Entries shown.
________________________

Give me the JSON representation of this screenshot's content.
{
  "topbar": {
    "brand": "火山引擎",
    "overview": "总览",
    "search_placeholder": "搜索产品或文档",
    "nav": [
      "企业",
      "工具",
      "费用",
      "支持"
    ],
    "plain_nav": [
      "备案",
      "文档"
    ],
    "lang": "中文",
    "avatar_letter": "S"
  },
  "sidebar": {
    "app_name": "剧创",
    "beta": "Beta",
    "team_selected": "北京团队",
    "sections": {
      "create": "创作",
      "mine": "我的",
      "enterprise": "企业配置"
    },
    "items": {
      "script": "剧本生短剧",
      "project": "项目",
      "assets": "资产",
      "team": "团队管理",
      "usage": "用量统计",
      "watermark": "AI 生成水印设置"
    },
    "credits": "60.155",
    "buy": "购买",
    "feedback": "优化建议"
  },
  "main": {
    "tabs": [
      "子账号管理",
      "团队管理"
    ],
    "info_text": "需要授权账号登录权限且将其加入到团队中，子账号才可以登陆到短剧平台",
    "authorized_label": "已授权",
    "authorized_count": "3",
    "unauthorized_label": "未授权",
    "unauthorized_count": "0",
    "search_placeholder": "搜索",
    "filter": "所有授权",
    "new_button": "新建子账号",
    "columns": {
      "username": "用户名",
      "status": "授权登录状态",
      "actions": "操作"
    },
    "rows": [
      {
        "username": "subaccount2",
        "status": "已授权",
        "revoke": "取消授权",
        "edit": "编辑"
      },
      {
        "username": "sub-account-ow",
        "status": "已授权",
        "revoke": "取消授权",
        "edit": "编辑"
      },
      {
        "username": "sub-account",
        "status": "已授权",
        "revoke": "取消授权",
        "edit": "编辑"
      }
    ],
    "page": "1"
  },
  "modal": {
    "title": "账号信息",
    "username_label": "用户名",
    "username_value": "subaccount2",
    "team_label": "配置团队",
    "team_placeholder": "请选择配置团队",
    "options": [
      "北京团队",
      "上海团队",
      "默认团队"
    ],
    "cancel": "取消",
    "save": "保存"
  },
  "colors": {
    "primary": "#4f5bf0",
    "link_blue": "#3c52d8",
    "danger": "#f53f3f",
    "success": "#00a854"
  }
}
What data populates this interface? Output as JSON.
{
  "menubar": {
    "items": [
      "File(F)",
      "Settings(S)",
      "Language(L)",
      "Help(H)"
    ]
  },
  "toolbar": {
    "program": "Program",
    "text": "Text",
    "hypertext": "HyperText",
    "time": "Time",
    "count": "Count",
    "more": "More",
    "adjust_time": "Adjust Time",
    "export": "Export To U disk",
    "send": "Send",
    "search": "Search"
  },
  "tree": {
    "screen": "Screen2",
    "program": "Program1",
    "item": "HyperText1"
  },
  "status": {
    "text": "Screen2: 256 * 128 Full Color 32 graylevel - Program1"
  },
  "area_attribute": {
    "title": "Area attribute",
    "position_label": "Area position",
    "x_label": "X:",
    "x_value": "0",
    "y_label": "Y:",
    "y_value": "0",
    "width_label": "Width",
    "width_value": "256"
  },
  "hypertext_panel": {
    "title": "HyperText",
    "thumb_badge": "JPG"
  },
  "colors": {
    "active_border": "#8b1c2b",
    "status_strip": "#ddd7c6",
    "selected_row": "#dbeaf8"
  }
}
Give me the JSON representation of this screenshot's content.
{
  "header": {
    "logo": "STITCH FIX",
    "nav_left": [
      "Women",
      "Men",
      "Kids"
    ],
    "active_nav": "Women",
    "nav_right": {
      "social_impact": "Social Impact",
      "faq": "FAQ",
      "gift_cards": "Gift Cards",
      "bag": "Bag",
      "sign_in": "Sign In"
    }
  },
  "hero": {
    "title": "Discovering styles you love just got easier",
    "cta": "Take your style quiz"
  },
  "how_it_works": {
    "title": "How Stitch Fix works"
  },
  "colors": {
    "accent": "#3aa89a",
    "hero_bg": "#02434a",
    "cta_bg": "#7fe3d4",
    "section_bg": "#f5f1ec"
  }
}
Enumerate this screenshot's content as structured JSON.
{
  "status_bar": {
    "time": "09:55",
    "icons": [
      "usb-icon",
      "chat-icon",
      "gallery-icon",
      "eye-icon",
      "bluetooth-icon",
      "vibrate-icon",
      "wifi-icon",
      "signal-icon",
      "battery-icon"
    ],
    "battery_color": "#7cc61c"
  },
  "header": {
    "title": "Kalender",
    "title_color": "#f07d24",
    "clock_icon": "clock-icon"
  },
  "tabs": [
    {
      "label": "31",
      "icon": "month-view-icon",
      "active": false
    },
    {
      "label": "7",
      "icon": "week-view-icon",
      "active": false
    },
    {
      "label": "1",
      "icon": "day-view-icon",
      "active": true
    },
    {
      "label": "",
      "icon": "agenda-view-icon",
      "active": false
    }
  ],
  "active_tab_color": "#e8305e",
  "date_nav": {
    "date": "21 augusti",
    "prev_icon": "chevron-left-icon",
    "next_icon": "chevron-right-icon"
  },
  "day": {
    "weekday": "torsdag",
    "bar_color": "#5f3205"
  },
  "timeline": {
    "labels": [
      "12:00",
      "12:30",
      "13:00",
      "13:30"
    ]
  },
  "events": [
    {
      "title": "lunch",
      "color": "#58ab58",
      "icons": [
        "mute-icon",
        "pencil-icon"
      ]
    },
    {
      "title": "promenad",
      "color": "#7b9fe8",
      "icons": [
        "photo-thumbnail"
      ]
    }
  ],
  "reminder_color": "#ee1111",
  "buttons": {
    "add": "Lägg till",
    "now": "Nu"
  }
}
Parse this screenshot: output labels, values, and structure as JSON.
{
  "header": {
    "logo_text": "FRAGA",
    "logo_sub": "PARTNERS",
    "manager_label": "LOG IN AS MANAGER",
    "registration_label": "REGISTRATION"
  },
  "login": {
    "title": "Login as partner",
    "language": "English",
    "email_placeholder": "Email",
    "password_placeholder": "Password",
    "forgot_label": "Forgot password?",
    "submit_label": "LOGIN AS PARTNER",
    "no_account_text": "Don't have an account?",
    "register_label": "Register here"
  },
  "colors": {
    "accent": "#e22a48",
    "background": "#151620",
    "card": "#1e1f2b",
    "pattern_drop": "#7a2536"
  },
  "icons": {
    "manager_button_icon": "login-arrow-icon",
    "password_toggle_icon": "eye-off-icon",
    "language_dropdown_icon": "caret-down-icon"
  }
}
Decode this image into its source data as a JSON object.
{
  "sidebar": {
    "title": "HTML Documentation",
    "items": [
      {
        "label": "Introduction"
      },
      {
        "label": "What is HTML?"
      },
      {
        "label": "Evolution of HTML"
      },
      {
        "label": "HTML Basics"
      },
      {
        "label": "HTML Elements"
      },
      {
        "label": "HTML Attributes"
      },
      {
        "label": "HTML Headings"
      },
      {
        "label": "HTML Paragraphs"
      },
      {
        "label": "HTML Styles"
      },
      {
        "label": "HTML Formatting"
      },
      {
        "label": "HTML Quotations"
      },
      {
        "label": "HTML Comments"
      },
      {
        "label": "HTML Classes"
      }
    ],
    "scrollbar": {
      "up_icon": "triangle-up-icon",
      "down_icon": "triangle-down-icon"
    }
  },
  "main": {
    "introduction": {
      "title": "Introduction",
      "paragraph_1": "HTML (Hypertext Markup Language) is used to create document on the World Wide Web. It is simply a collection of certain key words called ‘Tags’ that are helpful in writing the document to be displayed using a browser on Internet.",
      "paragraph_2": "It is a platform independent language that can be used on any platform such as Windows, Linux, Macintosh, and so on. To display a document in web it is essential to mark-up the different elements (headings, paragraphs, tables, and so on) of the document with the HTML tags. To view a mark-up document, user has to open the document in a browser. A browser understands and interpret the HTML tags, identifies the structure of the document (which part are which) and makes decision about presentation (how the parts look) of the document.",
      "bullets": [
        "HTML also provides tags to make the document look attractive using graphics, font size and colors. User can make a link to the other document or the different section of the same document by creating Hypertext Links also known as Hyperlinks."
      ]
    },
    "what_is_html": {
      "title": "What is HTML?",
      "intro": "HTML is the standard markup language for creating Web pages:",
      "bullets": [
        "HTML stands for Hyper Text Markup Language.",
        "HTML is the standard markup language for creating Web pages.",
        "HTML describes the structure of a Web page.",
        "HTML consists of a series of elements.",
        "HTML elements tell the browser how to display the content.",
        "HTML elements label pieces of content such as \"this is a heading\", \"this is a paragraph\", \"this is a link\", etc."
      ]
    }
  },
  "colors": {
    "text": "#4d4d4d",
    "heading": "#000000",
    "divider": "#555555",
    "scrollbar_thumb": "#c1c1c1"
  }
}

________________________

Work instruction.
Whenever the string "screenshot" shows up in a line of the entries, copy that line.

Response below.
Give me the JSON representation of this screenshot's content.
Give me the JSON representation of this screenshot's content.
Enumerate this screenshot's content as structured JSON.
Parse this screenshot: output labels, values, and structure as JSON.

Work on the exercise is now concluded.